Technological developments and data privacy

Mr Nikita Konopaltsev elaborated on his work at the Russian Internet of Things Research and Consulting Centre. The current focus is on disposable health hygiene. The prototype is "something that can be put on people's phones that could track the disease. There are ethical issues on gathering people's data, but the hope is that all the information that is transmitted is anonymous and will be destroyed after disease," he says. 

Russia and public diplomacy 

R Srinivasan, Editor at The Hindu, raised a question with the panel on the collapsing oil prices and its impact on Russia. "Would it cause Russia to look to India as a trading partner more seriously?" Nikita Konopaltsev, an ardent friend of India, responded, "The cultural and historical ties between India and Russia are strong.  Once the economy opens up and is replenished, we could pay strong attention to our bilateral trade and scientific communication, which would benefit both sides and would help overcome a post-COVID world." 

The Chairman of the National Security Advisory Board, Amb. P.S. Raghavan also had a query regarding whether the pandemic resulted in a thaw in Russia's relations with the USA and Europe since Russia has sent medical assistance to the U.S. and Italy.  

Both the Russian panellists were unanimous in admitting that it was the correct spontaneous action to be taken by any well-meaning and responsible power, especially when the suffering is universal. They reiterated that the fundamental Russian approach to global issues has been to collaborate and follow international law. Referring to the tough economic sanctions imposed on Russia by the U.S. and its western allies, the issue was raised at the U.N. by many countries, along with the painful sanctions against Iran and some other countries. These sanctions would be detrimental to the fight with COVID-19. "There are politics involved, but these have always been there," said Mr Nikita. Asking for greater understanding and a collaborative approach, his view was that "The pandemic broke all borders and is a threat to all of humanity." 
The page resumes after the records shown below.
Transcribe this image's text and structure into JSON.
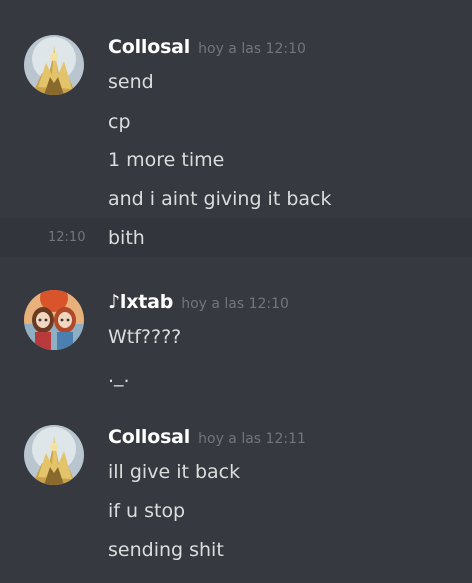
{
  "groups": [
    {
      "username": "Collosal",
      "timestamp": "hoy a las 12:10",
      "avatar_icon": "golden-statue-avatar",
      "messages": [
        "send",
        "cp",
        "1 more time",
        "and i aint giving it back",
        "bith"
      ],
      "hover_timestamp": "12:10"
    },
    {
      "username": "♪lxtab",
      "timestamp": "hoy a las 12:10",
      "avatar_icon": "anime-girls-avatar",
      "messages": [
        "Wtf????",
        "._."
      ]
    },
    {
      "username": "Collosal",
      "timestamp": "hoy a las 12:11",
      "avatar_icon": "golden-statue-avatar",
      "messages": [
        "ill give it back",
        "if u stop",
        "sending shit"
      ]
    }
  ]
}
  • Russia's strategy against the pandemic right from day one has been proactive, perhaps reflecting the type of leadership provided by Mr Putin at the highest level. Though saddled with an ageing and archaic public health system from the Soviet days, the network of health care facilities is widespread, providing one of the largest per capita bed availability. While it may not be comparable to the state of art health care system of western Europe, it has been useful in creating requisite bed capacity to treat the flood of patients, thus keeping the death rate low despite the allegations of critics that the mortality numbers may be underquoted. However, in the last five years, the health system has received very little funding which will need to be corrected now.
  • The greater worry for Russia is its weakening economy. A recession puts Russia in a serious situation, having had a meagre growth of 1.3 percent in 2019, collapsing oil prices and real incomes stagnating for the last few years. An economically weakened Russia would find it difficult to play its part in global geopolitics, especially in the Middle East, where over the last few years it had regained its primacy.
  • Perhaps, post-COVID 19 worlds may provide a window of 'rapprochement' between the West and Russia, allowing for a relaxation of the economic sanctions stifling Russia's growth.